We need to clear the thoughts around listening skills. The fact is we spend around 62 % percent of our time listening and how much do we retain around 24%. And there is a lot of misunderstanding and old school thoughts around listening, much like leadership the definition of GREAT listening skills has evolved.

The idea is that some of us still think that listening is absorbing and that is a very passive approach. Some of us still believe that listening is about being silent and not interrupting. What if this silent person is actually wondering off in his thoughts? What if this person is actually extremely closed to point that he is not even letting you know what is on his mind so that you don’t change it?

What does that mean? Are we telling you that you need to interrupt?
What we are saying is that great listening is NOT:

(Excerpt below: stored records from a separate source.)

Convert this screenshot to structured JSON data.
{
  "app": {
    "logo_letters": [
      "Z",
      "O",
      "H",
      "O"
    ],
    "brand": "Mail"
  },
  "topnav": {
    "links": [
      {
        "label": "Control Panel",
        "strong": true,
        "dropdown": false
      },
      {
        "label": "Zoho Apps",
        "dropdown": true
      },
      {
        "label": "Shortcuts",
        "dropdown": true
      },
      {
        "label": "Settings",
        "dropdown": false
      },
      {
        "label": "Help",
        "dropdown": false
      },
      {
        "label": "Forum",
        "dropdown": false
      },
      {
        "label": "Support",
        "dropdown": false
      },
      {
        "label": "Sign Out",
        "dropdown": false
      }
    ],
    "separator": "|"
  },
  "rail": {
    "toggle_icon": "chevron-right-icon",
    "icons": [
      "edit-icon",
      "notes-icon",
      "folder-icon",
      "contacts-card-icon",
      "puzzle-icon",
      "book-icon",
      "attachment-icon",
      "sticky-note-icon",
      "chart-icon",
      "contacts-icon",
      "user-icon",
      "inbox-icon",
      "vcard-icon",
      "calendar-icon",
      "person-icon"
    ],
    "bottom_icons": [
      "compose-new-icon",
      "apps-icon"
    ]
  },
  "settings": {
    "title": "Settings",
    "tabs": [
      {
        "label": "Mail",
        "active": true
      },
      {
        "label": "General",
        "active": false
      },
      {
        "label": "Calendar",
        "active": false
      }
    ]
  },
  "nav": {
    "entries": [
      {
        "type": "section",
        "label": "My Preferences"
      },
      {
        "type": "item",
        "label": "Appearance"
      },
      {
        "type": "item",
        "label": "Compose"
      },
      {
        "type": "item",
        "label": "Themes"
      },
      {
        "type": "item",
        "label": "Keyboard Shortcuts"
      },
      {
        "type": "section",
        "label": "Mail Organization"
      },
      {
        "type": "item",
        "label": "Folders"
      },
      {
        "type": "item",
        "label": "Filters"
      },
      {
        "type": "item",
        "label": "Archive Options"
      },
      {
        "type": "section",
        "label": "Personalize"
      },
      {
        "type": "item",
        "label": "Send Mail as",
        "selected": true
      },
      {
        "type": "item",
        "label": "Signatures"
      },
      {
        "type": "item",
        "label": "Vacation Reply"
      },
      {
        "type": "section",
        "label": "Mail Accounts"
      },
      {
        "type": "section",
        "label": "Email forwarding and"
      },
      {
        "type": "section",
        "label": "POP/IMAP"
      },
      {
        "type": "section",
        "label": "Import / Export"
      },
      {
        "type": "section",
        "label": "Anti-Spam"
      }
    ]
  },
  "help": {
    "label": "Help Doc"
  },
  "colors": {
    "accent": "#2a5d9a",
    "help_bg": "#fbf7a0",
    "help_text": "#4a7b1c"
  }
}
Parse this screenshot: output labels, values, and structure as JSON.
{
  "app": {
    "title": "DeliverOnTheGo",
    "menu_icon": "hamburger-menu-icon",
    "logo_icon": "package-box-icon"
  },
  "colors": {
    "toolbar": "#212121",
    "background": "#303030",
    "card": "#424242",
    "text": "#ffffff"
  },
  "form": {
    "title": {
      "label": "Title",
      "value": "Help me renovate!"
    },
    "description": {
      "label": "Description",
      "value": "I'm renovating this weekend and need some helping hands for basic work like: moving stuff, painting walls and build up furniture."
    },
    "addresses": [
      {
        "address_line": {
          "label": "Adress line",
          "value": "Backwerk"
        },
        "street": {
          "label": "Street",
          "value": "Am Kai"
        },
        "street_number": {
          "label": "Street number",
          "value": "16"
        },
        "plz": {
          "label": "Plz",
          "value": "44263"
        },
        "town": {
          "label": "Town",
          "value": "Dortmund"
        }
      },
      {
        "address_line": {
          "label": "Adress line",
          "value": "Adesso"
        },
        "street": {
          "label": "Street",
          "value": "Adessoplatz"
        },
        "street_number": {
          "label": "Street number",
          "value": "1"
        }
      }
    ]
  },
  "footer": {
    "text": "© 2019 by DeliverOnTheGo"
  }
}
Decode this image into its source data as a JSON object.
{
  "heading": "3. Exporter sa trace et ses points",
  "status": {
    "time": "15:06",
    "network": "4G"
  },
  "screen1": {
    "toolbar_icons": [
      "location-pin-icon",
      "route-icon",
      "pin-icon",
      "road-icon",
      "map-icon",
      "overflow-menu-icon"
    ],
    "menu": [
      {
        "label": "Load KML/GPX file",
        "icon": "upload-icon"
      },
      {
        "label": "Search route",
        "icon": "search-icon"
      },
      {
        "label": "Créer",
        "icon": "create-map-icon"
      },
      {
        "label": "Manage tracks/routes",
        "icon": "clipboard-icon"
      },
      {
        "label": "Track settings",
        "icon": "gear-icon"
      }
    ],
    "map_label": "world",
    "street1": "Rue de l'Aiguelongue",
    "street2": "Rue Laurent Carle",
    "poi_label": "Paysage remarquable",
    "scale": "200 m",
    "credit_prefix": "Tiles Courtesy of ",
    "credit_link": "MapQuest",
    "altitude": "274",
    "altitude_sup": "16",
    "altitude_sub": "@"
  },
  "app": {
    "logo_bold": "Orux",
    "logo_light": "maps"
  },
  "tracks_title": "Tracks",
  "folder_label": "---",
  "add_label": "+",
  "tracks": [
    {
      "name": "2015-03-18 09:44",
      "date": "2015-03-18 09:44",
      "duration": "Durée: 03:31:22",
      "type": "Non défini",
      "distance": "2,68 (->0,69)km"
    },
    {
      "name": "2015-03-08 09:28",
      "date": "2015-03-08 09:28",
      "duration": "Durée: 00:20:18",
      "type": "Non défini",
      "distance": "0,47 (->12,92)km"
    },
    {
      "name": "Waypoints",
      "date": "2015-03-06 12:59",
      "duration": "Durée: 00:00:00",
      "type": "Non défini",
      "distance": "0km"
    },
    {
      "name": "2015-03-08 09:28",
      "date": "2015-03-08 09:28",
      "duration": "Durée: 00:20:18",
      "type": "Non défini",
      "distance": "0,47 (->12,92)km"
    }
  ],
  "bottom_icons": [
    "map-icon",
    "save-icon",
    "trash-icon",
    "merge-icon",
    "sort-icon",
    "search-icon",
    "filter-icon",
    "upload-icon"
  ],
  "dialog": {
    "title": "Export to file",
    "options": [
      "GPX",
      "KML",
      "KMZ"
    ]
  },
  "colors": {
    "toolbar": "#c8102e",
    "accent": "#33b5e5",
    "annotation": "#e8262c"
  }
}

- Being Silent 
- Repeating what the other person is saying
- Nodding and saying yes
- Or just having positive facial expressions

As recent research that were conducted by HBR suggests that these behaviors fall far short of describing good listening skills. “We analyzed data describing the behavior of 3,492 participants in a development program designed to help managers become better coaches. As part of this program, their coaching skills were assessed by others in 360-degree assessments. We identified those who were perceived as being the most effective listeners (the top 5%). We then compared the best listeners to the average of all other people in the data set and identified the 20 items showing the largest significant difference. With those results in hand we identified the differences between great and average listeners and analyzed the data to determine what characteristics their colleagues identified as the behaviors that made them outstanding listeners”.

So what did they discover? How do great listeners behave? 
- Listening is a dialogue not a monologue.
- Great listening is not about being silent, on the contrary good listeners ask questions, and this is the best indicator that the people want to know more about what you are saying, that they are interested. They know how to gently challenge your thoughts and tickle your mind.
- Making it a safe: Good listening behaviors exclude competition and argumentation, unless it is a debate, it not about winning. Positive reinforcement is key for people to feel comfortable to speak their mind up, without having to justify their thoughts.
- Creating a distraction free environment: YES, obstacles such as desks, phones and distractions need to be cleared, we all know what phones do to conversations nowadays. This also shows the right attitude and encourages the speaker to speak freely.
- Nonverbal cues are the strongest congruence of our thoughts. Listen to what is not being said.
- Empathy: if you don’t understand the other person’s feeling about the subject then you might be still behaving as a good listener. The only real time you move from GOOD to GREAT is when you enter his circle and momentarily move out of your zone to really see where he is, understand his feelings and then can start injecting thoughts in his mind, as you will be in his circle.

Finally, great listening is about creating a cloud of the sender and the receivers' minds where both are on the same wave. Coupling their minds and really seeing and listening from each other’s perspective, with no pre-assumption, no judgement, extreme humility, curiosity, respecting each other’s difference and appreciating the uniqueness of each.

You can’t believe you have been listening in a conversation if you have not moved, learned or changed one thought. If you stayed in your spot, it could be because simply you were not listening.

The above is inspired from a HBR article on what makes great listeners: